So here is a pleasant miscellany of observations of things I found stimulating. Mostly, I see now I write them up, because they were specific instances of general principles I have been writing about over the last couple of years. Always good to see something you theorise about played out in real life.

Choice Theory for Choral Directors 3: The Rehearsal as Solving Circle

GlasserThe Solving Circle is a technique that William Glasser developed in his work as a relationship counsellor. It is designed to get people out of that impasse where they are both complaining about each other’s behaviours and throwing blame about for the ill-feeling generated by their attempts to control each other. I am interested to see if it offers a useful model through which to conceptualise the choral rehearsal.

The principle of the Solving Circle is to create a space for the safe negotiation of differences. In Glasser’s formulation of marital therapy, there are three entities within the circle: the two spouses and the marriage itself. The ground rule for stepping into the circle is that, whilst you may each have strongly-held positions based on your individual needs, by stepping into the circle you agree that the marriage takes precedence over those individual needs.

Choice Theory for Choral Directors

GlasserI recently read William Glasser’s book Choice Theory at the suggestion of a friend, and it has been a thought-provoking exercise. There is a good deal in the book that is open to critique - to the extent that if I didn’t trust the judgement of the person who recommended it, I may not have bothered to finish it - but there is also a good deal of humane and sensible advice in it.
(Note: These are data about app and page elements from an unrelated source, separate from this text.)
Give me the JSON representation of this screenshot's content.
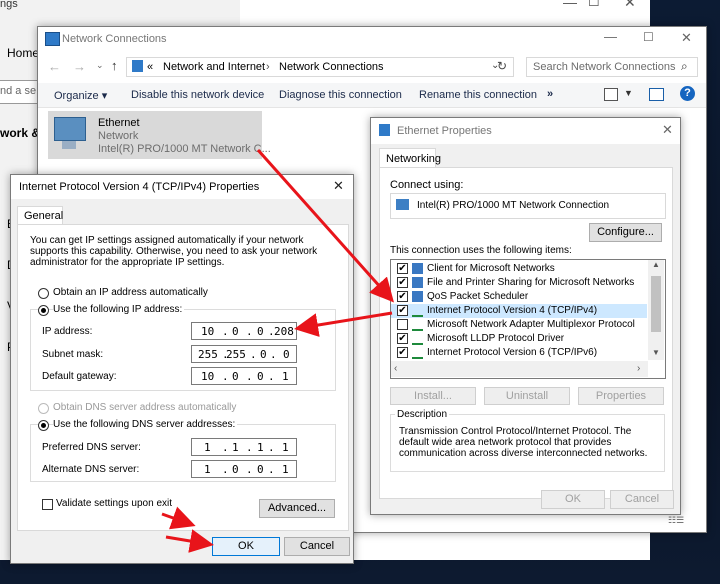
{
  "settings": {
    "title_partial": "ngs",
    "home": "Home",
    "search_partial": "nd a se",
    "section_partial": "work &",
    "letters": [
      "E",
      "D",
      "V",
      "P"
    ]
  },
  "netconn": {
    "title": "Network Connections",
    "breadcrumb": [
      "«",
      "Network and Internet",
      "Network Connections"
    ],
    "search_placeholder": "Search Network Connections",
    "toolbar": [
      "Organize ▾",
      "Disable this network device",
      "Diagnose this connection",
      "Rename this connection",
      "»"
    ],
    "adapter": {
      "name": "Ethernet",
      "network": "Network",
      "device": "Intel(R) PRO/1000 MT Network C..."
    }
  },
  "ethprops": {
    "title": "Ethernet Properties",
    "tab": "Networking",
    "connect_using_label": "Connect using:",
    "adapter": "Intel(R) PRO/1000 MT Network Connection",
    "configure": "Configure...",
    "items_label": "This connection uses the following items:",
    "items": [
      {
        "label": "Client for Microsoft Networks",
        "checked": true
      },
      {
        "label": "File and Printer Sharing for Microsoft Networks",
        "checked": true
      },
      {
        "label": "QoS Packet Scheduler",
        "checked": true
      },
      {
        "label": "Internet Protocol Version 4 (TCP/IPv4)",
        "checked": true
      },
      {
        "label": "Microsoft Network Adapter Multiplexor Protocol",
        "checked": false
      },
      {
        "label": "Microsoft LLDP Protocol Driver",
        "checked": true
      },
      {
        "label": "Internet Protocol Version 6 (TCP/IPv6)",
        "checked": true
      }
    ],
    "install": "Install...",
    "uninstall": "Uninstall",
    "properties": "Properties",
    "description_label": "Description",
    "description": "Transmission Control Protocol/Internet Protocol. The default wide area network protocol that provides communication across diverse interconnected networks.",
    "ok": "OK",
    "cancel": "Cancel"
  },
  "ipv4": {
    "title": "Internet Protocol Version 4 (TCP/IPv4) Properties",
    "tab": "General",
    "intro": "You can get IP settings assigned automatically if your network supports this capability. Otherwise, you need to ask your network administrator for the appropriate IP settings.",
    "obtain_auto": "Obtain an IP address automatically",
    "use_following": "Use the following IP address:",
    "ip_label": "IP address:",
    "ip": [
      "10",
      "0",
      "0",
      "208"
    ],
    "mask_label": "Subnet mask:",
    "mask": [
      "255",
      "255",
      "0",
      "0"
    ],
    "gw_label": "Default gateway:",
    "gw": [
      "10",
      "0",
      "0",
      "1"
    ],
    "dns_auto": "Obtain DNS server address automatically",
    "dns_following": "Use the following DNS server addresses:",
    "pref_label": "Preferred DNS server:",
    "pref": [
      "1",
      "1",
      "1",
      "1"
    ],
    "alt_label": "Alternate DNS server:",
    "alt": [
      "1",
      "0",
      "0",
      "1"
    ],
    "validate": "Validate settings upon exit",
    "advanced": "Advanced...",
    "ok": "OK",
    "cancel": "Cancel"
  },
  "colors": {
    "accent": "#0078d7",
    "arrow": "#e8141a",
    "selection": "#cde8ff"
  }
}
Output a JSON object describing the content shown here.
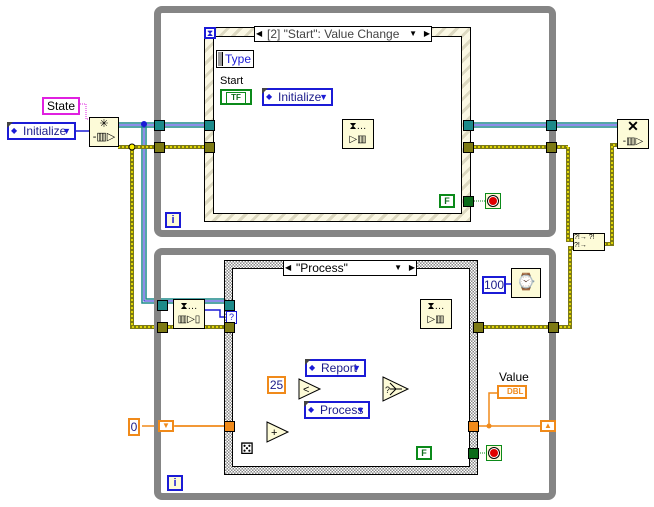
{
  "diagram": {
    "type": "LabVIEW block diagram — producer/consumer queued state machine",
    "colors": {
      "loop_border": "#858585",
      "enum_wire": "#1b1bd6",
      "queue_wire": "#1d8a8a",
      "error_wire": "#7d7a14",
      "numeric_wire": "#f08a1a",
      "boolean_wire": "#0b8a1a",
      "label_border": "#e020e0"
    },
    "producer": {
      "state_label": "State",
      "init_enum_value": "Initialize",
      "obtain_queue_icon": "obtain-queue",
      "event_structure": {
        "case_selector": "[2] \"Start\": Value Change",
        "event_data_node": "Type",
        "control_label": "Start",
        "control_glyph": "TF",
        "enum_value": "Initialize",
        "enqueue_icon": "enqueue-element",
        "bool_const": "F"
      }
    },
    "consumer": {
      "dequeue_icon": "dequeue-element",
      "case_selector": "\"Process\"",
      "timeout_unknown": "?",
      "wait_ms": "100",
      "shift_init": "0",
      "compare_const": "25",
      "enum_report": "Report",
      "enum_process": "Process",
      "indicator_label": "Value",
      "indicator_type": "DBL",
      "bool_const": "F"
    },
    "cleanup": {
      "release_queue_icon": "release-queue",
      "merge_errors_icon": "merge-errors"
    }
  }
}
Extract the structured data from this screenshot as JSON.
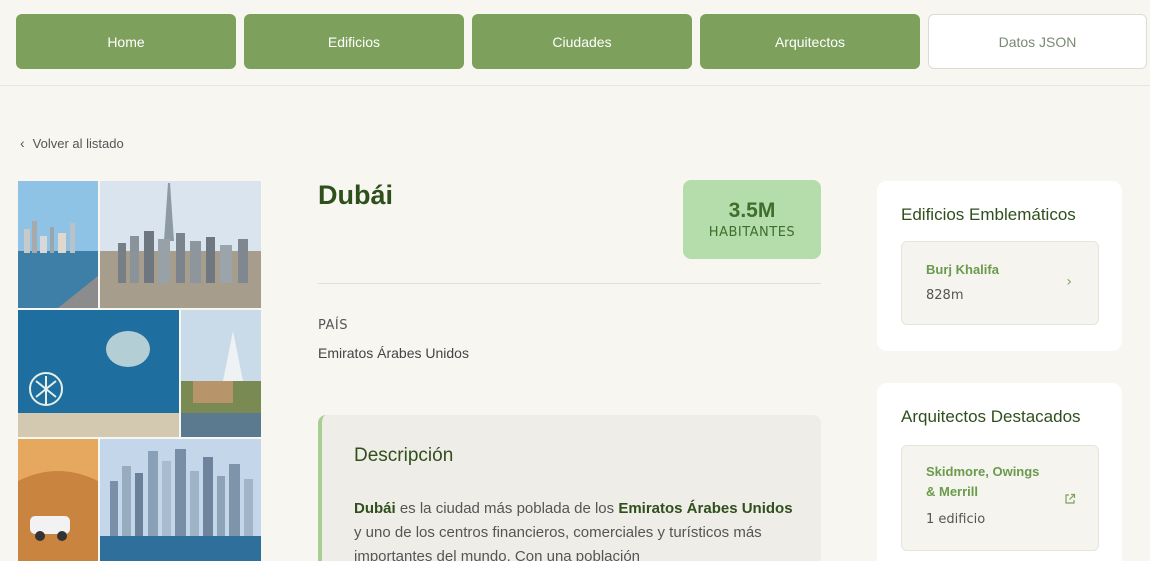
{
  "nav": {
    "items": [
      {
        "label": "Home"
      },
      {
        "label": "Edificios"
      },
      {
        "label": "Ciudades"
      },
      {
        "label": "Arquitectos"
      },
      {
        "label": "Datos JSON"
      }
    ]
  },
  "back": {
    "label": "Volver al listado",
    "icon": "chevron-left-icon"
  },
  "city": {
    "name": "Dubái",
    "population_value": "3.5M",
    "population_label": "HABITANTES",
    "country_label": "PAÍS",
    "country_value": "Emiratos Árabes Unidos"
  },
  "description": {
    "title": "Descripción",
    "bold_1": "Dubái",
    "text_1": " es la ciudad más poblada de los ",
    "bold_2": "Emiratos Árabes Unidos",
    "text_2": " y uno de los centros financieros, comerciales y turísticos más importantes del mundo. Con una población"
  },
  "buildings": {
    "title": "Edificios Emblemáticos",
    "items": [
      {
        "name": "Burj Khalifa",
        "height": "828m",
        "icon": "chevron-right-icon"
      }
    ]
  },
  "architects": {
    "title": "Arquitectos Destacados",
    "items": [
      {
        "name": "Skidmore, Owings & Merrill",
        "count": "1 edificio",
        "icon": "external-link-icon"
      }
    ]
  },
  "colors": {
    "primary_green": "#7da15d",
    "dark_green": "#2f4f1c",
    "badge_green": "#b5dcab",
    "background": "#f8f6f1"
  }
}
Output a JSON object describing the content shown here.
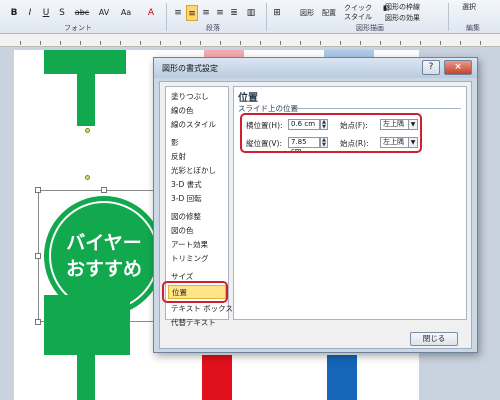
{
  "ribbon": {
    "bold": "B",
    "italic": "I",
    "underline": "U",
    "strike": "S",
    "abc": "abc",
    "av": "AV",
    "aa": "Aa",
    "shape_btn": "図形",
    "arrange_btn": "配置",
    "quick_style": "クイック\nスタイル",
    "outline": "図形の枠線",
    "effect": "図形の効果",
    "select": "選択",
    "groups": {
      "font": "フォント",
      "paragraph": "段落",
      "drawing": "図形描画",
      "editing": "編集"
    }
  },
  "colors": {
    "green": "#12a84d",
    "red": "#e0101c",
    "blue": "#1565b8",
    "highlight": "#d0202f",
    "active_nav": "#ffe58a"
  },
  "slide": {
    "circle_line1": "バイヤー",
    "circle_line2": "おすすめ"
  },
  "dialog": {
    "title": "図形の書式設定",
    "help": "?",
    "close_x": "×",
    "nav": [
      "塗りつぶし",
      "線の色",
      "線のスタイル",
      "影",
      "反射",
      "光彩とぼかし",
      "3-D 書式",
      "3-D 回転",
      "図の修整",
      "図の色",
      "アート効果",
      "トリミング",
      "サイズ",
      "位置",
      "テキスト ボックス",
      "代替テキスト"
    ],
    "panel_title": "位置",
    "panel_subtitle": "スライド上の位置",
    "h_label": "横位置(H):",
    "h_value": "0.6 cm",
    "h_from_label": "始点(F):",
    "h_from": "左上隅",
    "v_label": "縦位置(V):",
    "v_value": "7.85 cm",
    "v_from_label": "始点(R):",
    "v_from": "左上隅",
    "close_button": "閉じる"
  }
}
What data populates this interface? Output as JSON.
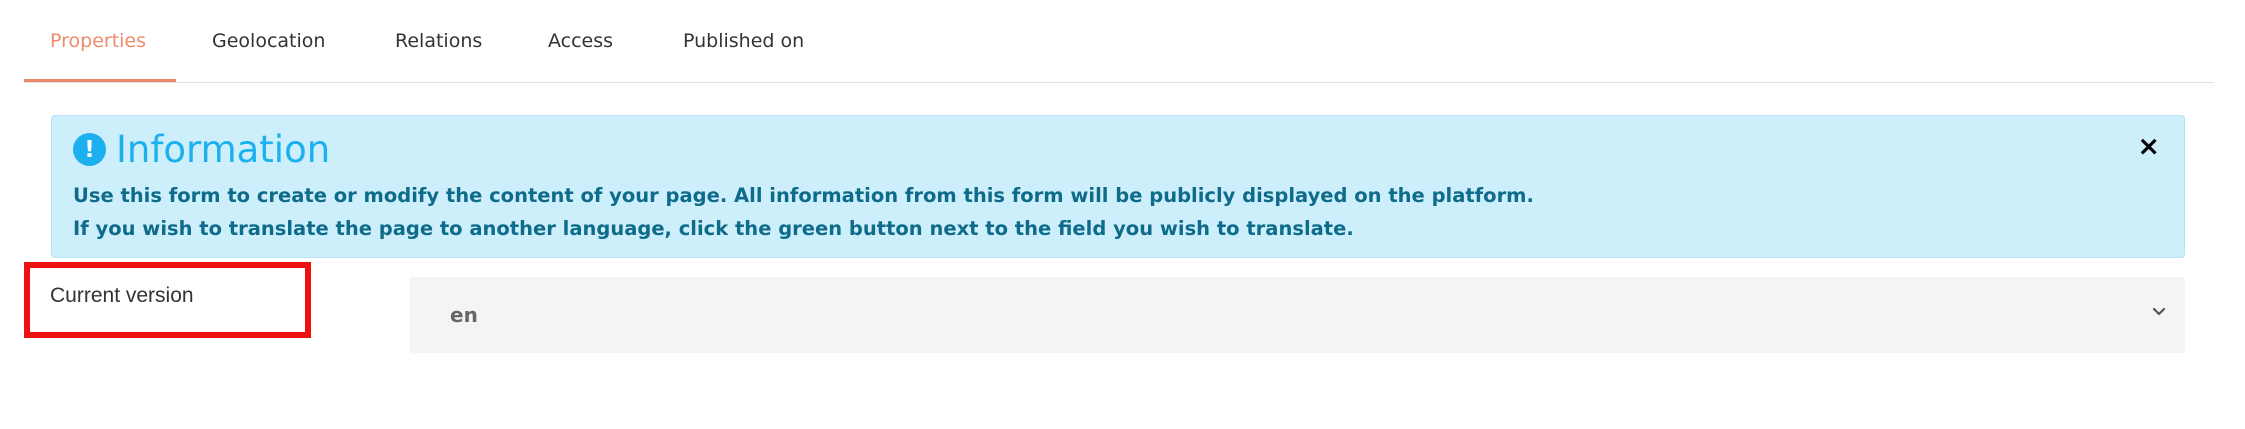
{
  "tabs": [
    {
      "label": "Properties",
      "active": true
    },
    {
      "label": "Geolocation",
      "active": false
    },
    {
      "label": "Relations",
      "active": false
    },
    {
      "label": "Access",
      "active": false
    },
    {
      "label": "Published on",
      "active": false
    }
  ],
  "alert": {
    "title": "Information",
    "line1": "Use this form to create or modify the content of your page. All information from this form will be publicly displayed on the platform.",
    "line2": "If you wish to translate the page to another language, click the green button next to the field you wish to translate.",
    "icon": "exclamation-circle-icon",
    "close_label": "×"
  },
  "form": {
    "current_version_label": "Current version",
    "current_version_value": "en",
    "chevron_icon": "chevron-down-icon"
  },
  "colors": {
    "accent": "#ee8b6d",
    "info_bg": "#cdeefb",
    "info_title": "#1cb1ee",
    "info_text": "#0e6b8a",
    "highlight": "#ee0f0f"
  }
}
So, I’m glad I did persist with it, and I’m prepared likewise to cautiously recommend it in turn, with the caveat that you need to be able to cope with an argument that quite often overstates its case and makes unsubstantiated (indeed, unsubstantiatable) assertions. If you’re not sure you want to cope with that kind of thing, here’s a summary of what I learned from it...

(Rehearsal) Planning for the Unknown

During the abcd Initial Conducting Course I led earlier this year, I had several conversations with conductors about how to manage rehearsal planning in the particular circumstance that you don’t yet know the much about the choir you’re planning for. How do you work out what will be appropriate repertoire when you don’t yet know the skills and experience of the singers you will be working with?

This is a circumstance that can affect anyone who is lined up with a conducting job they’ve not yet started, but it is felt most strongly in early career musicians who don’t yet have a fund of previous similar experiences to draw on.

So, the first thing is to do what profiling you can. For those moving to new teaching jobs, the age of the children you will be working with gives you quite a lot of information about what to expect, and you can also glean a good deal from what kind of repertoire your predecessor was using with them. If they have any recordings of recent performances, this will also tell you a lot.

...found this helpful?

I provide this content free of charge, because I like to be helpful. If you have found it useful, you may wish to make a donation to the causes I support to say thank you.


Archive by date

Syndicate content